• @mxyzplk Agreed. All I really wanted was for the darn thing to be marked CW, since it was looking for a list :-P – AceCalhoon Sep 21 '10 at 18:44

If that's your opinion (and I'm not saying you're wrong) then that's what the close vote is for.

The community has to decide by close and reopen voting what is "on topic" and what is "off topic".

The same goes for what is too subjective and argumentative. As a mod team we closed some questions that were obviously contentious when we first started, but now we really want the community (those with 500 or more rep to be specific) to do most of the voting.
Obviously if something is spam/offensive or otherwise egregious, flag it and we'll get to it right away.

• I think folks need to realize that there aren't that many people who can vote to close.
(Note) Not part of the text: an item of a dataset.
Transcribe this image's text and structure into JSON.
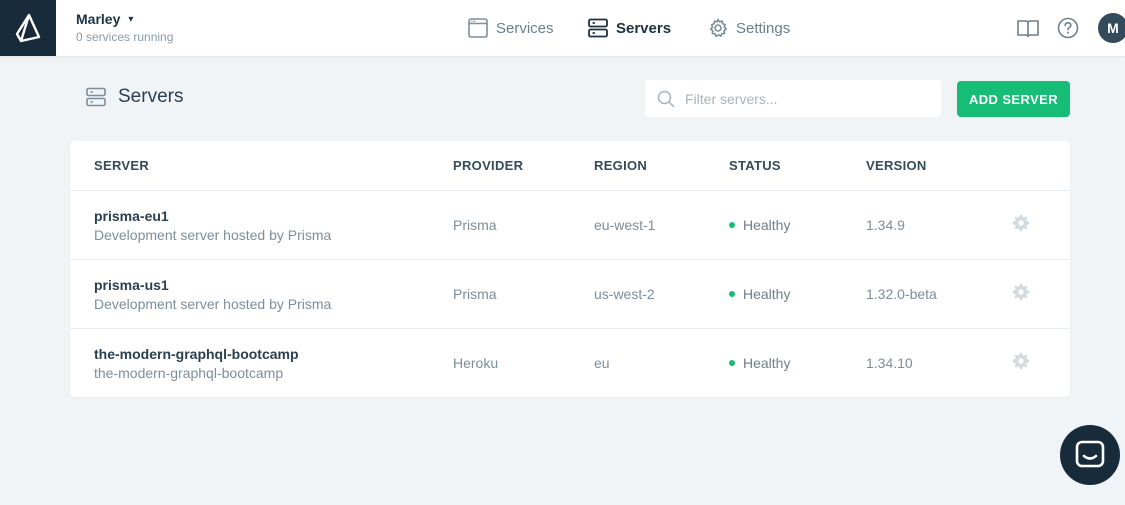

And so if 3-4 votes to close exist the mod has to step in to vote as well otherwise its going to linger. Like the question in question (sorry couldn't resist) is. – anon186 Sep 18 '10 at 11:30
• Whoops, didn't see it only needed a 5th. Feel free to flag it for Moderator Attention if it gets to that point. I did cast the final vote to close. – C. Ross Sep 18 '10 at 12:33
• 34 people can vote to close; only 4 of those are moderators. So you need 20% of the people who can vote to agree with you, which isn't too bad. – Bryant Sep 18 '10 at 13:42
• I'm more interested in using the question as an example of (what I see as) the underlying problem. The question itself will take care of itself, but it's a chance to clarify the community's view on such "half-expert" questions. – SevenSidedDie Sep 18 '10 at 16:19
• While the community works understand also we are just starting out and our community is not currently representative of the larger gaming community. We need to make ourselves aware so that that we don't bias the site to cater to the interests of a specific group. The biggest so far is the people with experience with Stack Overflow and try to universally apply the mix of question types of that site here. RPG needs to have it own mix of question types as I stated in another post. – RS Conley Sep 23 '10 at 14:00
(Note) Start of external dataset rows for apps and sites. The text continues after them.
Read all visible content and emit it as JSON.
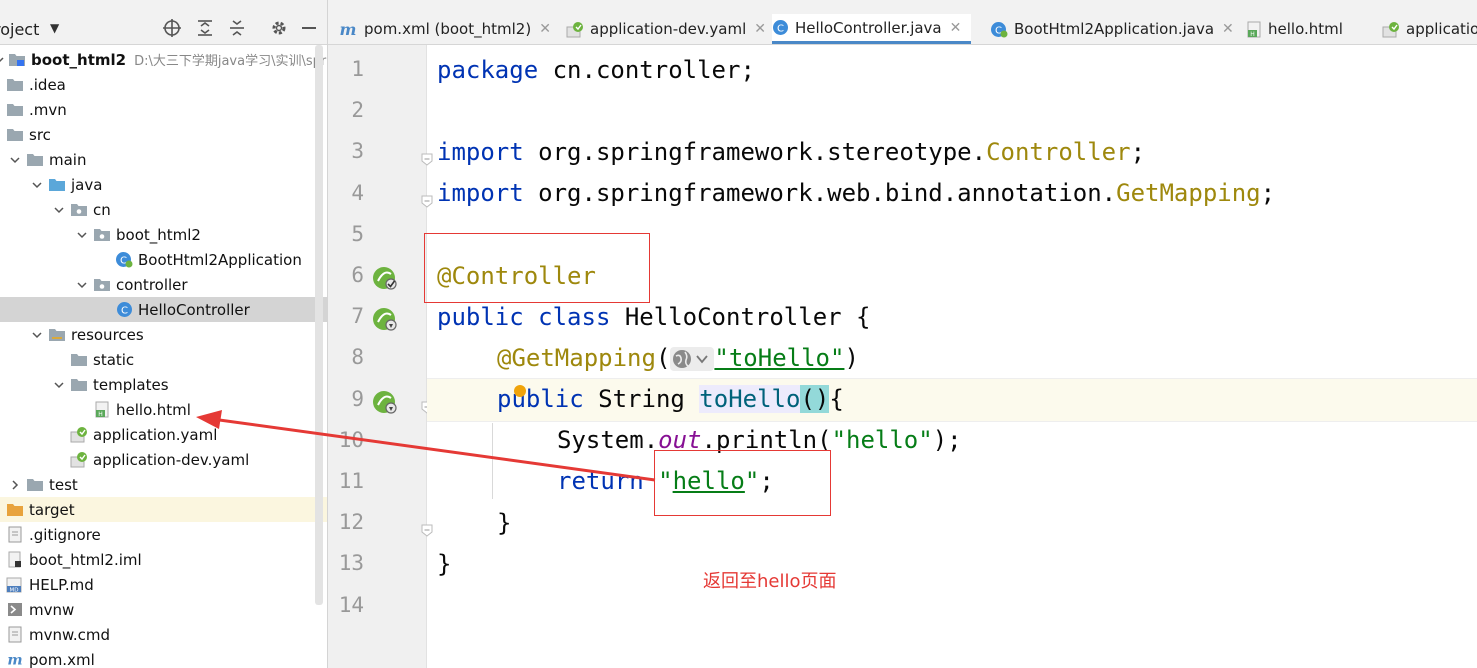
{
  "project": {
    "title": "roject",
    "tree": [
      {
        "label": "boot_html2",
        "extra": "D:\\大三下学期java学习\\实训\\spri",
        "type": "module",
        "indent": 0,
        "arrow": "down"
      },
      {
        "label": ".idea",
        "type": "folder",
        "indent": 0
      },
      {
        "label": ".mvn",
        "type": "folder",
        "indent": 0
      },
      {
        "label": "src",
        "type": "folder",
        "indent": 0
      },
      {
        "label": "main",
        "type": "folder",
        "indent": 1,
        "arrow": "down"
      },
      {
        "label": "java",
        "type": "folder-src",
        "indent": 2,
        "arrow": "down"
      },
      {
        "label": "cn",
        "type": "package",
        "indent": 3,
        "arrow": "down"
      },
      {
        "label": "boot_html2",
        "type": "package",
        "indent": 4,
        "arrow": "down"
      },
      {
        "label": "BootHtml2Application",
        "type": "spring-class",
        "indent": 5
      },
      {
        "label": "controller",
        "type": "package",
        "indent": 4,
        "arrow": "down"
      },
      {
        "label": "HelloController",
        "type": "class",
        "indent": 5,
        "selected": true
      },
      {
        "label": "resources",
        "type": "folder-res",
        "indent": 2,
        "arrow": "down"
      },
      {
        "label": "static",
        "type": "folder",
        "indent": 3
      },
      {
        "label": "templates",
        "type": "folder",
        "indent": 3,
        "arrow": "down"
      },
      {
        "label": "hello.html",
        "type": "html",
        "indent": 4
      },
      {
        "label": "application.yaml",
        "type": "yaml",
        "indent": 3
      },
      {
        "label": "application-dev.yaml",
        "type": "yaml",
        "indent": 3
      },
      {
        "label": "test",
        "type": "folder",
        "indent": 1,
        "arrow": "right"
      },
      {
        "label": "target",
        "type": "folder-excluded",
        "indent": 0,
        "excluded": true
      },
      {
        "label": ".gitignore",
        "type": "file",
        "indent": 0
      },
      {
        "label": "boot_html2.iml",
        "type": "iml",
        "indent": 0
      },
      {
        "label": "HELP.md",
        "type": "md",
        "indent": 0
      },
      {
        "label": "mvnw",
        "type": "shell",
        "indent": 0
      },
      {
        "label": "mvnw.cmd",
        "type": "file",
        "indent": 0
      },
      {
        "label": "pom.xml",
        "type": "maven",
        "indent": 0
      }
    ]
  },
  "tabs": [
    {
      "label": "pom.xml (boot_html2)",
      "icon": "maven",
      "closable": true
    },
    {
      "label": "application-dev.yaml",
      "icon": "yaml",
      "closable": true
    },
    {
      "label": "HelloController.java",
      "icon": "class",
      "closable": true,
      "active": true
    },
    {
      "label": "BootHtml2Application.java",
      "icon": "spring-class",
      "closable": true
    },
    {
      "label": "hello.html",
      "icon": "html",
      "closable": false
    },
    {
      "label": "applicatio",
      "icon": "yaml",
      "closable": false
    }
  ],
  "editor": {
    "line_numbers": [
      "1",
      "2",
      "3",
      "4",
      "5",
      "6",
      "7",
      "8",
      "9",
      "10",
      "11",
      "12",
      "13",
      "14"
    ],
    "code": {
      "l1_kw": "package",
      "l1_rest": " cn.controller;",
      "l3_kw": "import",
      "l3_rest": " org.springframework.stereotype.",
      "l3_cls": "Controller",
      "l3_end": ";",
      "l4_kw": "import",
      "l4_rest": " org.springframework.web.bind.annotation.",
      "l4_cls": "GetMapping",
      "l4_end": ";",
      "l6_ann": "@Controller",
      "l7_kw1": "public",
      "l7_kw2": "class",
      "l7_name": " HelloController {",
      "l8_ann": "@GetMapping",
      "l8_open": "(",
      "l8_str": "\"toHello\"",
      "l8_close": ")",
      "l9_kw": "public",
      "l9_type": " String ",
      "l9_method": "toHello",
      "l9_paren": "()",
      "l9_brace": "{",
      "l10_a": "System.",
      "l10_fld": "out",
      "l10_b": ".println(",
      "l10_str": "\"hello\"",
      "l10_c": ");",
      "l11_kw": "return",
      "l11_q1": "\"",
      "l11_str": "hello",
      "l11_q2": "\"",
      "l11_end": ";",
      "l12": "}",
      "l13": "}"
    }
  },
  "annotation": {
    "text": "返回至hello页面",
    "color": "#e53935"
  }
}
I didn't object to the question enough to cast the last vote, but it's a moving target. MMO is a medium through which roleplay can be presented, not a genre. And what about text-based MUDs -- AmberMUSH, PernMUSH, etc? Do those count as MMOs, insofar as they have all the relevant characteristics? How about Second Life? There's a lot of roleplay in Second Life.

• I don't object to it in that it's off topic, more that it's argumentative. There is a portion of the community that loves MMOs and a portion that hates MMOs, and you're asking why one is better than the other. It'd be akin to asking why Python is better than Perl. – C. Ross Sep 19 '10 at 13:06
• There are plenty of places on the web to argue. I firmly believe for SE to be different it needs to be objective, and that question just wanted to be an argument. – anon186 Sep 20 '10 at 0:19
• I count MUDs and their cousins as platforms for roleplaying. I've seen stellar roleplaying in MUDs and MMOs, and I've seen an abysmal lack thereof in table-top RPGs. And vice versa. – SevenSidedDie Sep 21 '10 at 4:38
• @SevenSidedDie -- exactly. – Bryant Sep 21 '10 at 13:31